Data supplied:
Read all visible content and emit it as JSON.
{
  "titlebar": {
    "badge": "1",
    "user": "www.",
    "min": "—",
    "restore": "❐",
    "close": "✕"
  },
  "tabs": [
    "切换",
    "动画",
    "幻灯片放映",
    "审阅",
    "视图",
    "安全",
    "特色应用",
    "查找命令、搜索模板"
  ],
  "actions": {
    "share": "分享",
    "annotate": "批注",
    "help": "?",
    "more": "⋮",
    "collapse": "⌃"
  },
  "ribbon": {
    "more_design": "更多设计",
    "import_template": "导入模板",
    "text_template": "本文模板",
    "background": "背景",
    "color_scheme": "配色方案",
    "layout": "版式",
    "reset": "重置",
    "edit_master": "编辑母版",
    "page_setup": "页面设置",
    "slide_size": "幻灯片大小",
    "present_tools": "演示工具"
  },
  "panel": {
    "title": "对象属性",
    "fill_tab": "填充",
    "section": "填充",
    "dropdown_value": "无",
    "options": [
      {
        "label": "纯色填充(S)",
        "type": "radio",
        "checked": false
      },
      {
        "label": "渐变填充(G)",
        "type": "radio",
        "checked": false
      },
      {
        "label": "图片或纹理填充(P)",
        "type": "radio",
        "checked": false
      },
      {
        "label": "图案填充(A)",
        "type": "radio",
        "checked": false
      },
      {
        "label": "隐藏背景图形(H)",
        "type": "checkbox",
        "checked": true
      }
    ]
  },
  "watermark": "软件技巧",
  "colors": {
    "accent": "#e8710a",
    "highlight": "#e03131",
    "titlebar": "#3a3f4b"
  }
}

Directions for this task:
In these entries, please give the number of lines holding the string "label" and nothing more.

Problem solution:
5